====== Material for this exercise ======

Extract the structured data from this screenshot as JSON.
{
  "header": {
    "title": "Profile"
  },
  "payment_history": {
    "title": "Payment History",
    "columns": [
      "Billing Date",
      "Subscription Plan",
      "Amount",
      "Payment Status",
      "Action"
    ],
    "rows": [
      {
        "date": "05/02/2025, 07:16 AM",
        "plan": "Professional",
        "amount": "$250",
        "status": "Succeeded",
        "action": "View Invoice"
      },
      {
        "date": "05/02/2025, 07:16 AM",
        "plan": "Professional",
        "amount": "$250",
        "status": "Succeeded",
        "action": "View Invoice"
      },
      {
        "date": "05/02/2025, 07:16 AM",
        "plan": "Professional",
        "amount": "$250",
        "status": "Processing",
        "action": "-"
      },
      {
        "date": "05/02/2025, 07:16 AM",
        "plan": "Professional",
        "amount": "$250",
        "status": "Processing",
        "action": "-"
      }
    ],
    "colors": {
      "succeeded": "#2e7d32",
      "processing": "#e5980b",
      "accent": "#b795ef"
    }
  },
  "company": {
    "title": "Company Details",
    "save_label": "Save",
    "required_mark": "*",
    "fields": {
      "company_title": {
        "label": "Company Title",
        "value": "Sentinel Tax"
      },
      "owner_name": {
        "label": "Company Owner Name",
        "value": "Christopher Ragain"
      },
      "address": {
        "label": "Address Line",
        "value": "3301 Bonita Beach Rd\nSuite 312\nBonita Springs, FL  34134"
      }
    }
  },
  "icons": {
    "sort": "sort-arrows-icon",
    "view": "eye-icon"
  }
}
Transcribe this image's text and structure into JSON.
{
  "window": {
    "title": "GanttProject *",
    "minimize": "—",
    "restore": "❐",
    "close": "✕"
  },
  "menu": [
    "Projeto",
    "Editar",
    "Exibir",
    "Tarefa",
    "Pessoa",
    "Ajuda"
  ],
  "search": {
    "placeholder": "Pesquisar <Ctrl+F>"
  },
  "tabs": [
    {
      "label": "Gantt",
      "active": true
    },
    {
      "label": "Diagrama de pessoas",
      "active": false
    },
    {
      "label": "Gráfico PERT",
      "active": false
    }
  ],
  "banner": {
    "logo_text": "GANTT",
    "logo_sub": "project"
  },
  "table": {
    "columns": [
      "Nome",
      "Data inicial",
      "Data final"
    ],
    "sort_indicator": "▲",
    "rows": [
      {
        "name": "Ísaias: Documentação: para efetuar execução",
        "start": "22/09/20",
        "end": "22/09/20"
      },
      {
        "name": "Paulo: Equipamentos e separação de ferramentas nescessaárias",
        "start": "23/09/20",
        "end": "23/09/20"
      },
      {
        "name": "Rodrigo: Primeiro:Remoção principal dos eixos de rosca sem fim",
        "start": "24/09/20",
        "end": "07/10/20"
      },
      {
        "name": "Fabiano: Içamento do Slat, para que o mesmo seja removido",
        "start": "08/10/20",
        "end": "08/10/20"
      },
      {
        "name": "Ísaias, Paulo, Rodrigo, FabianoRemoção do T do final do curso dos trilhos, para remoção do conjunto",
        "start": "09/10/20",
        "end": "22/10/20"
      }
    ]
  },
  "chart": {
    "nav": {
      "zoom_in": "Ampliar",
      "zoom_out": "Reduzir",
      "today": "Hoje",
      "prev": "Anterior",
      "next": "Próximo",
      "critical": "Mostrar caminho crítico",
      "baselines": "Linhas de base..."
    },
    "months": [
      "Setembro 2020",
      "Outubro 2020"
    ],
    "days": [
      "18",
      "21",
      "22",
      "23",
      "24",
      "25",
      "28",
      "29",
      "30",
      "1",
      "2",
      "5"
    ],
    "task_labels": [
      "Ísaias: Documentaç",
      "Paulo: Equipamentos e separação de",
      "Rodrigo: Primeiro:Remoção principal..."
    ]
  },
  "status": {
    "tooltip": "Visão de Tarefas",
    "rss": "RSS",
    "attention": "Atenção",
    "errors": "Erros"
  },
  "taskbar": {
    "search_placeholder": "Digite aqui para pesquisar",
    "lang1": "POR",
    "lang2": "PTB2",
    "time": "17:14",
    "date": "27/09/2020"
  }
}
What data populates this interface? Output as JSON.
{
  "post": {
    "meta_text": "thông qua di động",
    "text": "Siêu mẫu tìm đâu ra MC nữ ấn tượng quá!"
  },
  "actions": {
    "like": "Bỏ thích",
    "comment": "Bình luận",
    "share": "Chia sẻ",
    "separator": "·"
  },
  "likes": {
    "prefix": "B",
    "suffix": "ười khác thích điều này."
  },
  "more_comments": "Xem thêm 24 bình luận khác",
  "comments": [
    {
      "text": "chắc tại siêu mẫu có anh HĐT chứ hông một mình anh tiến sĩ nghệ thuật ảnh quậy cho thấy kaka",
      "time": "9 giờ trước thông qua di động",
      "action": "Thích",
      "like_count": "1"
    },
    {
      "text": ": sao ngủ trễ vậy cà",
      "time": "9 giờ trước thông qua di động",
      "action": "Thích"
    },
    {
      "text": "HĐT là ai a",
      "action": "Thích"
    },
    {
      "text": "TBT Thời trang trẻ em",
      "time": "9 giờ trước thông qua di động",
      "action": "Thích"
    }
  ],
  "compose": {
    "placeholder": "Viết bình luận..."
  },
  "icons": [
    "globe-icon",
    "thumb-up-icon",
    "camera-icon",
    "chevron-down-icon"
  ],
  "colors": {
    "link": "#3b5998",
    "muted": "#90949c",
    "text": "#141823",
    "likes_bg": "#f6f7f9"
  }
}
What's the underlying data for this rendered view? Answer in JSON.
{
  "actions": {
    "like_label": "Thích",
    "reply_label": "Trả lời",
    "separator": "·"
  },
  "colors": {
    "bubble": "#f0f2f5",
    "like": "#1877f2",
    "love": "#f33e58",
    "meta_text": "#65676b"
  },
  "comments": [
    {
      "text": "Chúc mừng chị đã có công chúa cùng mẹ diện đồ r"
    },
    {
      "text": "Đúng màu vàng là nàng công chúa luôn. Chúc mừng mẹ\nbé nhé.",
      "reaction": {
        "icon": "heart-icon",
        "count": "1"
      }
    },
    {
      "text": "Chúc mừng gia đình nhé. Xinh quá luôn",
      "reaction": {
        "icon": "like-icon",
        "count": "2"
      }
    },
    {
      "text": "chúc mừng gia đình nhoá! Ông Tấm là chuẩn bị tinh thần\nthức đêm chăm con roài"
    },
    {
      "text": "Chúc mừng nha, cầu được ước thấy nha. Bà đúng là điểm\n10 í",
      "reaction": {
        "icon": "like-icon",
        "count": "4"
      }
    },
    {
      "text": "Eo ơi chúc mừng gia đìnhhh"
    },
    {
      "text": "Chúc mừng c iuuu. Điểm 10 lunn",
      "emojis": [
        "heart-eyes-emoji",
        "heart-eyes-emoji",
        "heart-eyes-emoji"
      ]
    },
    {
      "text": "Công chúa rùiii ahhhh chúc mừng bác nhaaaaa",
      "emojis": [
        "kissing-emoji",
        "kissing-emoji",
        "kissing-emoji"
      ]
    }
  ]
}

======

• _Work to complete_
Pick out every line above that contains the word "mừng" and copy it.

• _Reply_
      "text": "Chúc mừng chị đã có công chúa cùng mẹ diện đồ r"
      "text": "Đúng màu vàng là nàng công chúa luôn. Chúc mừng mẹ\nbé nhé.",
      "text": "Chúc mừng gia đình nhé. Xinh quá luôn",
      "text": "chúc mừng gia đình nhoá! Ông Tấm là chuẩn bị tinh thần\nthức đêm chăm con roài"
      "text": "Chúc mừng nha, cầu được ước thấy nha. Bà đúng là điểm\n10 í",
      "text": "Eo ơi chúc mừng gia đìnhhh"
      "text": "Chúc mừng c iuuu. Điểm 10 lunn",
      "text": "Công chúa rùiii ahhhh chúc mừng bác nhaaaaa",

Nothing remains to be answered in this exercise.